● Task to carry out
When duplicating the records beneath this instruction, omit every picture and keep all else exact.
--*--
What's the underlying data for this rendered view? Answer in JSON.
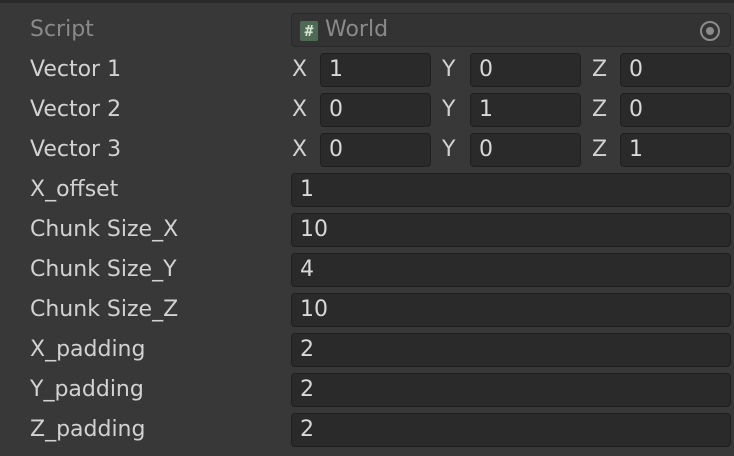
{
  "script": {
    "label": "Script",
    "icon": "csharp-script-icon",
    "value": "World"
  },
  "vectors": [
    {
      "label": "Vector 1",
      "x_label": "X",
      "y_label": "Y",
      "z_label": "Z",
      "x": "1",
      "y": "0",
      "z": "0"
    },
    {
      "label": "Vector 2",
      "x_label": "X",
      "y_label": "Y",
      "z_label": "Z",
      "x": "0",
      "y": "1",
      "z": "0"
    },
    {
      "label": "Vector 3",
      "x_label": "X",
      "y_label": "Y",
      "z_label": "Z",
      "x": "0",
      "y": "0",
      "z": "1"
    }
  ],
  "fields": [
    {
      "label": "X_offset",
      "value": "1"
    },
    {
      "label": "Chunk Size_X",
      "value": "10"
    },
    {
      "label": "Chunk Size_Y",
      "value": "4"
    },
    {
      "label": "Chunk Size_Z",
      "value": "10"
    },
    {
      "label": "X_padding",
      "value": "2"
    },
    {
      "label": "Y_padding",
      "value": "2"
    },
    {
      "label": "Z_padding",
      "value": "2"
    }
  ]
}
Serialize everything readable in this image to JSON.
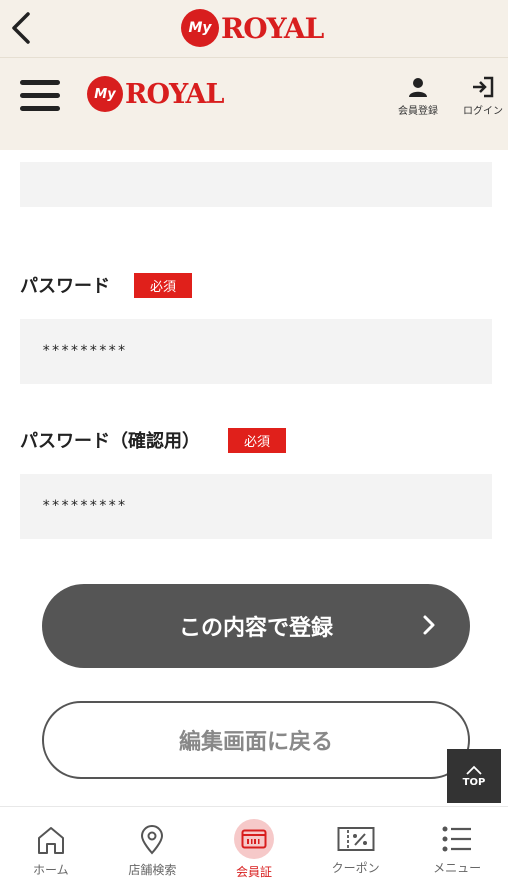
{
  "topbar": {
    "logo_my": "My",
    "logo_word": "ROYAL"
  },
  "header": {
    "logo_my": "My",
    "logo_word": "ROYAL",
    "register_label": "会員登録",
    "login_label": "ログイン"
  },
  "form": {
    "password": {
      "label": "パスワード",
      "required": "必須",
      "value": "*********"
    },
    "password_confirm": {
      "label": "パスワード（確認用）",
      "required": "必須",
      "value": "*********"
    }
  },
  "buttons": {
    "submit_label": "この内容で登録",
    "back_label": "編集画面に戻る",
    "top_label": "TOP"
  },
  "bottom_nav": {
    "items": [
      {
        "label": "ホーム",
        "icon": "home-icon"
      },
      {
        "label": "店舗検索",
        "icon": "map-pin-icon"
      },
      {
        "label": "会員証",
        "icon": "member-card-icon",
        "active": true
      },
      {
        "label": "クーポン",
        "icon": "coupon-icon"
      },
      {
        "label": "メニュー",
        "icon": "list-menu-icon"
      }
    ]
  },
  "colors": {
    "brand_red": "#d81e1e",
    "header_bg": "#f5f0e8",
    "button_dark": "#555555"
  }
}
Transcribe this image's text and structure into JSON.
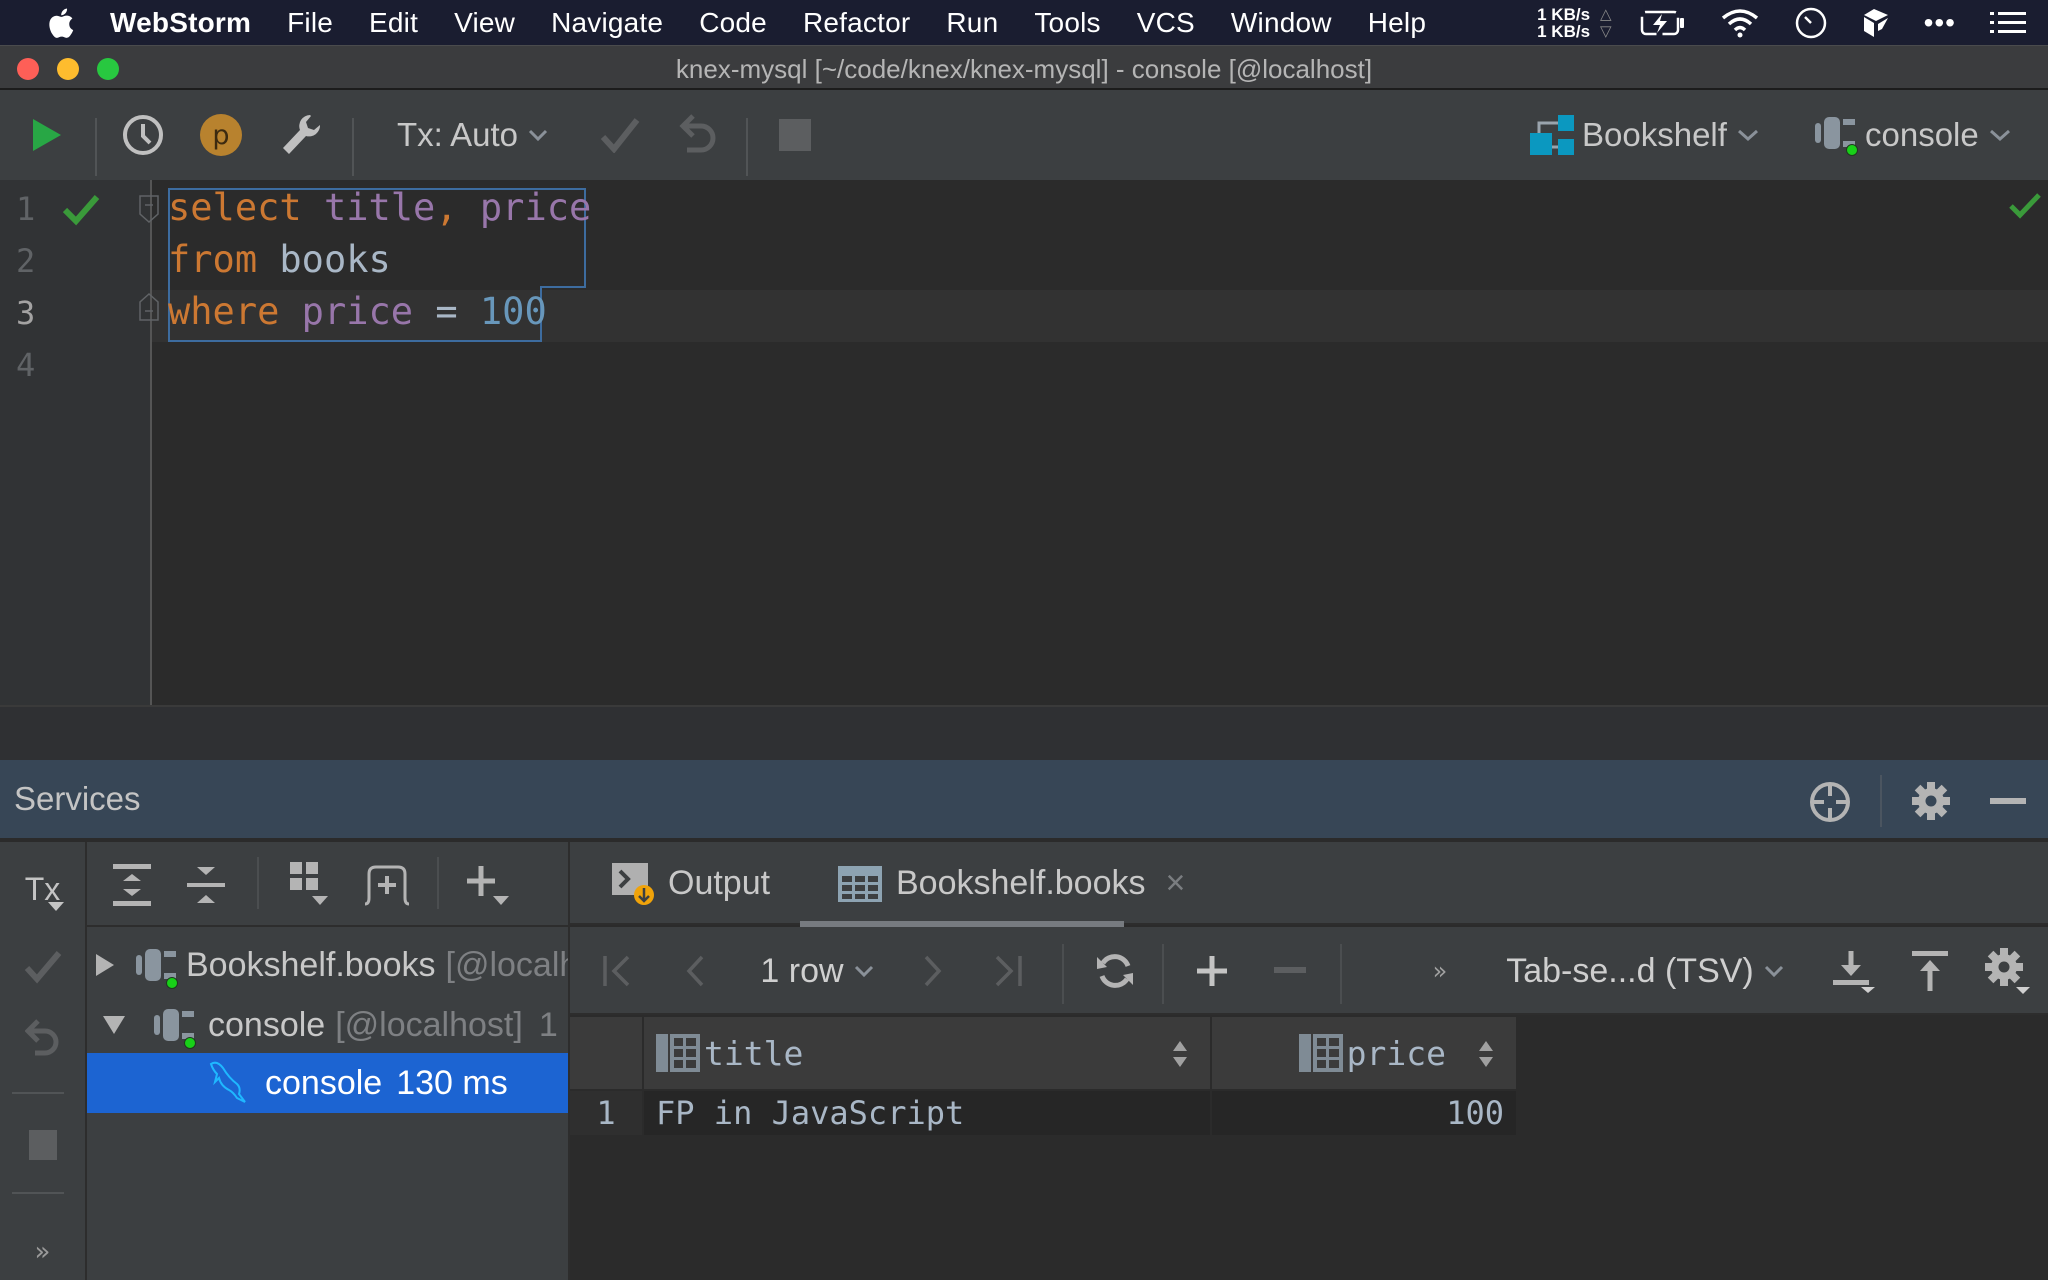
{
  "menubar": {
    "app_name": "WebStorm",
    "items": [
      "File",
      "Edit",
      "View",
      "Navigate",
      "Code",
      "Refactor",
      "Run",
      "Tools",
      "VCS",
      "Window",
      "Help"
    ],
    "net_up": "1 KB/s",
    "net_down": "1 KB/s",
    "status_icons": [
      "battery-charging-icon",
      "wifi-icon",
      "clock-icon",
      "dropbox-icon",
      "more-icon",
      "list-icon"
    ]
  },
  "window": {
    "title": "knex-mysql [~/code/knex/knex-mysql] - console [@localhost]"
  },
  "toolbar": {
    "tx_mode": "Tx: Auto",
    "datasource": "Bookshelf",
    "session": "console",
    "icons": [
      "execute-icon",
      "history-icon",
      "profile-p-icon",
      "settings-wrench-icon",
      "commit-icon",
      "rollback-icon",
      "stop-icon"
    ]
  },
  "editor": {
    "line_numbers": [
      "1",
      "2",
      "3",
      "4"
    ],
    "current_line": 3,
    "lines": [
      [
        {
          "t": "select",
          "c": "kw"
        },
        {
          "t": " ",
          "c": "op"
        },
        {
          "t": "title",
          "c": "col"
        },
        {
          "t": ",",
          "c": "kw"
        },
        {
          "t": " ",
          "c": "op"
        },
        {
          "t": "price",
          "c": "col"
        }
      ],
      [
        {
          "t": "from",
          "c": "kw"
        },
        {
          "t": " ",
          "c": "op"
        },
        {
          "t": "books",
          "c": "tbl"
        }
      ],
      [
        {
          "t": "where",
          "c": "kw"
        },
        {
          "t": " ",
          "c": "op"
        },
        {
          "t": "price",
          "c": "col"
        },
        {
          "t": " = ",
          "c": "op"
        },
        {
          "t": "100",
          "c": "num"
        }
      ],
      []
    ],
    "executed_ok": true
  },
  "services": {
    "title": "Services",
    "header_icons": [
      "target-icon",
      "gear-icon",
      "minimize-icon"
    ],
    "vertical_tools": {
      "tx_label": "Tx",
      "more_label": "»"
    },
    "tree": [
      {
        "name": "Bookshelf.books",
        "host": "[@localhost]",
        "expanded": false,
        "level": 0,
        "selected": false
      },
      {
        "name": "console",
        "host": "[@localhost]",
        "suffix": "1",
        "expanded": true,
        "level": 0,
        "selected": false
      },
      {
        "name": "console",
        "time": "130 ms",
        "level": 1,
        "selected": true
      }
    ]
  },
  "results": {
    "tabs": [
      {
        "label": "Output",
        "active": false
      },
      {
        "label": "Bookshelf.books",
        "active": true,
        "closable": true
      }
    ],
    "close_glyph": "×",
    "row_count_label": "1 row",
    "overflow_label": "»",
    "export_format": "Tab-se...d (TSV)",
    "columns": [
      "title",
      "price"
    ],
    "rows": [
      {
        "num": "1",
        "title": "FP in JavaScript",
        "price": "100"
      }
    ]
  },
  "colors": {
    "accent_selection": "#1c64d2",
    "keyword": "#cc7832",
    "column": "#9876aa",
    "number": "#6897bb",
    "ok_green": "#3a9a3a",
    "services_header": "#374656"
  }
}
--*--
● Exercise result
What's the underlying data for this rendered view? Answer in JSON.
{
  "script": {
    "label": "Script",
    "icon": "csharp-script-icon",
    "value": "World"
  },
  "vectors": [
    {
      "label": "Vector 1",
      "x_label": "X",
      "y_label": "Y",
      "z_label": "Z",
      "x": "1",
      "y": "0",
      "z": "0"
    },
    {
      "label": "Vector 2",
      "x_label": "X",
      "y_label": "Y",
      "z_label": "Z",
      "x": "0",
      "y": "1",
      "z": "0"
    },
    {
      "label": "Vector 3",
      "x_label": "X",
      "y_label": "Y",
      "z_label": "Z",
      "x": "0",
      "y": "0",
      "z": "1"
    }
  ],
  "fields": [
    {
      "label": "X_offset",
      "value": "1"
    },
    {
      "label": "Chunk Size_X",
      "value": "10"
    },
    {
      "label": "Chunk Size_Y",
      "value": "4"
    },
    {
      "label": "Chunk Size_Z",
      "value": "10"
    },
    {
      "label": "X_padding",
      "value": "2"
    },
    {
      "label": "Y_padding",
      "value": "2"
    },
    {
      "label": "Z_padding",
      "value": "2"
    }
  ]
}
Serialize everything readable in this image to JSON.
{
  "topbar": {
    "logo_my": "My",
    "logo_word": "ROYAL"
  },
  "header": {
    "logo_my": "My",
    "logo_word": "ROYAL",
    "register_label": "会員登録",
    "login_label": "ログイン"
  },
  "form": {
    "password": {
      "label": "パスワード",
      "required": "必須",
      "value": "*********"
    },
    "password_confirm": {
      "label": "パスワード（確認用）",
      "required": "必須",
      "value": "*********"
    }
  },
  "buttons": {
    "submit_label": "この内容で登録",
    "back_label": "編集画面に戻る",
    "top_label": "TOP"
  },
  "bottom_nav": {
    "items": [
      {
        "label": "ホーム",
        "icon": "home-icon"
      },
      {
        "label": "店舗検索",
        "icon": "map-pin-icon"
      },
      {
        "label": "会員証",
        "icon": "member-card-icon",
        "active": true
      },
      {
        "label": "クーポン",
        "icon": "coupon-icon"
      },
      {
        "label": "メニュー",
        "icon": "list-menu-icon"
      }
    ]
  },
  "colors": {
    "brand_red": "#d81e1e",
    "header_bg": "#f5f0e8",
    "button_dark": "#555555"
  }
}
Transcribe this image's text and structure into JSON.
{
  "menubar": {
    "app_name": "WebStorm",
    "items": [
      "File",
      "Edit",
      "View",
      "Navigate",
      "Code",
      "Refactor",
      "Run",
      "Tools",
      "VCS",
      "Window",
      "Help"
    ],
    "net_up": "1 KB/s",
    "net_down": "1 KB/s",
    "status_icons": [
      "battery-charging-icon",
      "wifi-icon",
      "clock-icon",
      "dropbox-icon",
      "more-icon",
      "list-icon"
    ]
  },
  "window": {
    "title": "knex-mysql [~/code/knex/knex-mysql] - console [@localhost]"
  },
  "toolbar": {
    "tx_mode": "Tx: Auto",
    "datasource": "Bookshelf",
    "session": "console",
    "icons": [
      "execute-icon",
      "history-icon",
      "profile-p-icon",
      "settings-wrench-icon",
      "commit-icon",
      "rollback-icon",
      "stop-icon"
    ]
  },
  "editor": {
    "line_numbers": [
      "1",
      "2",
      "3",
      "4"
    ],
    "current_line": 3,
    "lines": [
      [
        {
          "t": "select",
          "c": "kw"
        },
        {
          "t": " ",
          "c": "op"
        },
        {
          "t": "title",
          "c": "col"
        },
        {
          "t": ",",
          "c": "kw"
        },
        {
          "t": " ",
          "c": "op"
        },
        {
          "t": "price",
          "c": "col"
        }
      ],
      [
        {
          "t": "from",
          "c": "kw"
        },
        {
          "t": " ",
          "c": "op"
        },
        {
          "t": "books",
          "c": "tbl"
        }
      ],
      [
        {
          "t": "where",
          "c": "kw"
        },
        {
          "t": " ",
          "c": "op"
        },
        {
          "t": "price",
          "c": "col"
        },
        {
          "t": " = ",
          "c": "op"
        },
        {
          "t": "100",
          "c": "num"
        }
      ],
      []
    ],
    "executed_ok": true
  },
  "services": {
    "title": "Services",
    "header_icons": [
      "target-icon",
      "gear-icon",
      "minimize-icon"
    ],
    "vertical_tools": {
      "tx_label": "Tx",
      "more_label": "»"
    },
    "tree": [
      {
        "name": "Bookshelf.books",
        "host": "[@localhost]",
        "expanded": false,
        "level": 0,
        "selected": false
      },
      {
        "name": "console",
        "host": "[@localhost]",
        "suffix": "1",
        "expanded": true,
        "level": 0,
        "selected": false
      },
      {
        "name": "console",
        "time": "130 ms",
        "level": 1,
        "selected": true
      }
    ]
  },
  "results": {
    "tabs": [
      {
        "label": "Output",
        "active": false
      },
      {
        "label": "Bookshelf.books",
        "active": true,
        "closable": true
      }
    ],
    "close_glyph": "×",
    "row_count_label": "1 row",
    "overflow_label": "»",
    "export_format": "Tab-se...d (TSV)",
    "columns": [
      "title",
      "price"
    ],
    "rows": [
      {
        "num": "1",
        "title": "FP in JavaScript",
        "price": "100"
      }
    ]
  },
  "colors": {
    "accent_selection": "#1c64d2",
    "keyword": "#cc7832",
    "column": "#9876aa",
    "number": "#6897bb",
    "ok_green": "#3a9a3a",
    "services_header": "#374656"
  }
}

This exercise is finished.